Prior to visiting the palace, I was told that the building has been left just as it was on that day, and so I imagined scattered remnants of an elegant palace gate, army tanks lingering on the grounds and, well, some oversized tire marks still cutting deep into the lawn. But it didn’t look quite like that. The outside certainly doesn’t look like the war ended yesterday like I thought it would; the gate is intact, the lawn is nicely manicured, and a single army tank is carefully parked.
Heading inside, I realized it was the interior that had been left remindful of that historic spring day—only a little tidier. I would think that any attack that ends a long and difficult war would have caused at least some furniture to be overturned and left some items scattered as people fled the scene. Instead, chairs are positioned nicely around the tables and phones in the basement’s telecommunications tunnels are set neatly on their cradles.
Taking advantage of a tour guide, I was led through several nicely decorated meeting rooms and lounges before we headed to the rooftop, where outlines of two bombs that fell during an assassination attempt on a South Vietnamese president are still marked on the roof. Next we went to the basement to see the underground headquarters of the American army, where I could look at the maps still hanging on the walls. After the tour was over and I was able to explore on my own, I headed for the museum’s picture room, where hundreds of photos record the varied history of the building.
While viewing the gripping photos of the city’s massive helicopter evacuation and the building’s gate-crashing army tanks, I learned the palace was not only the site of the end of the war, but it was effectively the site of the beginning, too. The history of this building tells the tale of the war from its early origins to the bitter conclusion.
The original palace, called Norodom Palace, was built in 1873 by the French, who captured Vietnam as a colony years earlier. It was the home of the French Governors and Governor Generals, and briefly a Japanese Governor, until 1954 when the French were forced out. Unfortunately, this resulted in a divided country where peace couldn’t continue for long. The building became the residence for South Vietnamese Presidents and became known as Presidential Palace or Independence Palace. Meanwhile, emotions were stirring across the division line. In 1960, the long, ugly war began when the communist north began to form troops in order to accomplish their plans to unite the country. Fifteen tumultuous years later with the Fall of Saigon—or the Liberation of Saigon, depending on your point of view—the building became the Reunification Palace.
After the North Vietnamese army raised their flag on the rooftop of the palace and the South Vietnamese President officially surrendered, there was finally an end to the war.

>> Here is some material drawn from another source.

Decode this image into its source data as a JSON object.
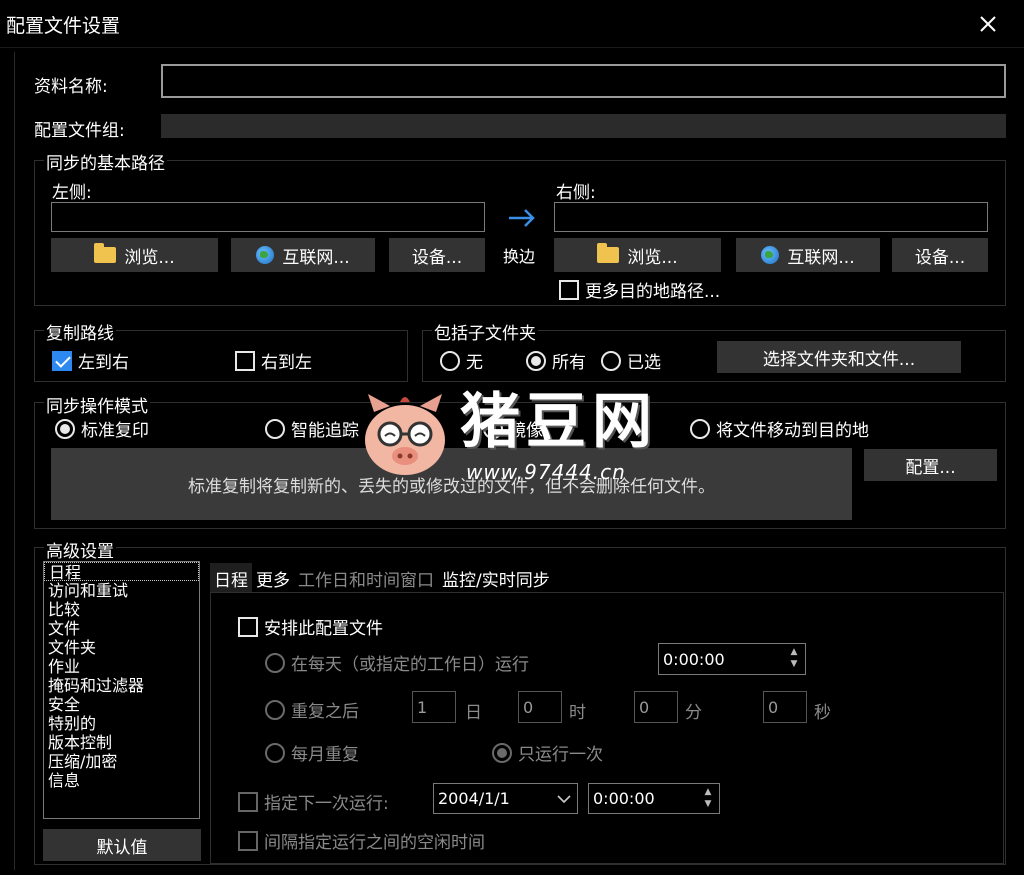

Days later, the city was renamed Ho Chi Minh City in honour of the man who led the Vietnamese people through their worst conflict. But at Reunification Palace, time will remain frozen in the last moments of the war and the last moments of the city of Saigon.